Give a count of the lines below that have the string "heat" in them, with no other words.

Entries from a dataset of interfaces
┌──
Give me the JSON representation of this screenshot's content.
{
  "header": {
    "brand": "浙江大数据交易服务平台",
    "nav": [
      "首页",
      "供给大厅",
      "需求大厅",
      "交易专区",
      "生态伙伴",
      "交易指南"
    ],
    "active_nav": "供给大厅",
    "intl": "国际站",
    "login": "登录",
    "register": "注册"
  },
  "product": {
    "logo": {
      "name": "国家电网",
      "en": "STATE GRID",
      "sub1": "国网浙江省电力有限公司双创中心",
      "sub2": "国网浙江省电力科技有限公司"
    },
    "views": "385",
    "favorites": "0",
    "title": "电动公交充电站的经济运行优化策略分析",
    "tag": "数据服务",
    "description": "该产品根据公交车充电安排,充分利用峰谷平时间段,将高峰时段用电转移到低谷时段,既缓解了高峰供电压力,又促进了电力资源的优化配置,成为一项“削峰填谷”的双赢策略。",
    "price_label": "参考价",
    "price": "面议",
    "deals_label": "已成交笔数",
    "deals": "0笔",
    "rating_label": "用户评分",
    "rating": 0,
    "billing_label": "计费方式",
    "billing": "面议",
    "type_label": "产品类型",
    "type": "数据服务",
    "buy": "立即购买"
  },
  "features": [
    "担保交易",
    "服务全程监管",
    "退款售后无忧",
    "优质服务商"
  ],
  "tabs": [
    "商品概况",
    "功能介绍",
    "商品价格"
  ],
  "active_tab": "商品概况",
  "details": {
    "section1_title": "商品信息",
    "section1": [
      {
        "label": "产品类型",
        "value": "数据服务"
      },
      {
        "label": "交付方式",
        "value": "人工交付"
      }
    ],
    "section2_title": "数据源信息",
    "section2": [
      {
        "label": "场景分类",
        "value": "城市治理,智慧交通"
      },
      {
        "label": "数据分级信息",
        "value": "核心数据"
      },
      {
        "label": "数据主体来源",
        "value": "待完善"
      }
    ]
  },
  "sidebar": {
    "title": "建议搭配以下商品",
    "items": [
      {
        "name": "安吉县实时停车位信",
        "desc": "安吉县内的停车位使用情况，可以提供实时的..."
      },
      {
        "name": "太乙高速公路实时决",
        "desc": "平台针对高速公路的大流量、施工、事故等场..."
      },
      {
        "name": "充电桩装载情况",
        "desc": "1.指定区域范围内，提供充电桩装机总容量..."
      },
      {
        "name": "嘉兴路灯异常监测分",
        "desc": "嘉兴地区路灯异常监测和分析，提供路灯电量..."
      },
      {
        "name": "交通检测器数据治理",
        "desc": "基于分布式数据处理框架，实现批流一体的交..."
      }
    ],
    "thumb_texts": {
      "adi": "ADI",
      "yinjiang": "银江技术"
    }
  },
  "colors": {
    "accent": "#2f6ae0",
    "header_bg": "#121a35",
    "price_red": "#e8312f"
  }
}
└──
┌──
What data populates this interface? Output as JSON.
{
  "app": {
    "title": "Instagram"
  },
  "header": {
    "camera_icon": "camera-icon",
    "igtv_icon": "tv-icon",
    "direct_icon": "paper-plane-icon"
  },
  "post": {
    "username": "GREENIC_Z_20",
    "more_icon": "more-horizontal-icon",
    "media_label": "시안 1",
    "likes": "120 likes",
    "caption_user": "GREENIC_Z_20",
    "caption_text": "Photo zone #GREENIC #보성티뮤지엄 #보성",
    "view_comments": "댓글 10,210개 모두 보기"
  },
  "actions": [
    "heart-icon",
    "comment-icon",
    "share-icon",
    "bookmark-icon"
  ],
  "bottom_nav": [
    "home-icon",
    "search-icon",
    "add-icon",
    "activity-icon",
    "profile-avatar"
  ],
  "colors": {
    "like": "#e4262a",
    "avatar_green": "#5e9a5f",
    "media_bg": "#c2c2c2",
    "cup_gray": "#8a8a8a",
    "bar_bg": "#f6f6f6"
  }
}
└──
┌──
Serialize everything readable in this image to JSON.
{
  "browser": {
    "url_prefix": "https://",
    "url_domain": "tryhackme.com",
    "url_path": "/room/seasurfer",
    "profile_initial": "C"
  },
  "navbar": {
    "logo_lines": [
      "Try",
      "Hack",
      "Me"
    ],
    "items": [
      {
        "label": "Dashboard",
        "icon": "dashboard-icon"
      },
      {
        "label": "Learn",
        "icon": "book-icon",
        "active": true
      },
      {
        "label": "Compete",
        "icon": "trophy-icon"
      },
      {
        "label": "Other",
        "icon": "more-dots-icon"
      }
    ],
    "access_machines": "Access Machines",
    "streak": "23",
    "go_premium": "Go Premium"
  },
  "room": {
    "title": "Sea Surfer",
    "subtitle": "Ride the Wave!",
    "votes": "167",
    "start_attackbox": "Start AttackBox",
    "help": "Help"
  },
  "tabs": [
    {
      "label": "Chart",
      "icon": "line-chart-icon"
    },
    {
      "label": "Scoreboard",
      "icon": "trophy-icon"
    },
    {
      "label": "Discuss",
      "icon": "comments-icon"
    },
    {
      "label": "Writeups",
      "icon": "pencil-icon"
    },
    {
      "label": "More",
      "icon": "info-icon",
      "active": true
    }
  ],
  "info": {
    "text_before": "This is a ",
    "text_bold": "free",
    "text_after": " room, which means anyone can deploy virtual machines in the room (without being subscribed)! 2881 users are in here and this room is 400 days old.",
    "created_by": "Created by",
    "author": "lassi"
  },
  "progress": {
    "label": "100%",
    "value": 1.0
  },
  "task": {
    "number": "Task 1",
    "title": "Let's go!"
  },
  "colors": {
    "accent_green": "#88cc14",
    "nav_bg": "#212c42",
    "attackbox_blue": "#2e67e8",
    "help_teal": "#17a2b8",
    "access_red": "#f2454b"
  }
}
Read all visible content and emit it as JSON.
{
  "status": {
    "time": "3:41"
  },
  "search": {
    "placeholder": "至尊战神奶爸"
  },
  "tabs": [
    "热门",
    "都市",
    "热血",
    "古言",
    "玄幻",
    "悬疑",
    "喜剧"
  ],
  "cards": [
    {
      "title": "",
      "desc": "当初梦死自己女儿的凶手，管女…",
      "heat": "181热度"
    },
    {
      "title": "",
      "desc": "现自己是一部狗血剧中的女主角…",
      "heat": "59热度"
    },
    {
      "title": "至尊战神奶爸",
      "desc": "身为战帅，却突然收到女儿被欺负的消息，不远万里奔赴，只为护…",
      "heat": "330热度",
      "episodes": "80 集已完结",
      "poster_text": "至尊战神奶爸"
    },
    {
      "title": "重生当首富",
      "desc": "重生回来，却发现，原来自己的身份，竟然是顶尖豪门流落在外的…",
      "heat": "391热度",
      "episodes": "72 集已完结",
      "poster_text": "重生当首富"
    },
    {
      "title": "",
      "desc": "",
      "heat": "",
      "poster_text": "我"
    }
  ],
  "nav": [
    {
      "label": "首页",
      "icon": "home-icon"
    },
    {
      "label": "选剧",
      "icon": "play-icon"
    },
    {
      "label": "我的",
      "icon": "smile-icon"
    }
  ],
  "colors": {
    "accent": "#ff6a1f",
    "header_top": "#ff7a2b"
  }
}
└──
## SOLUTION
5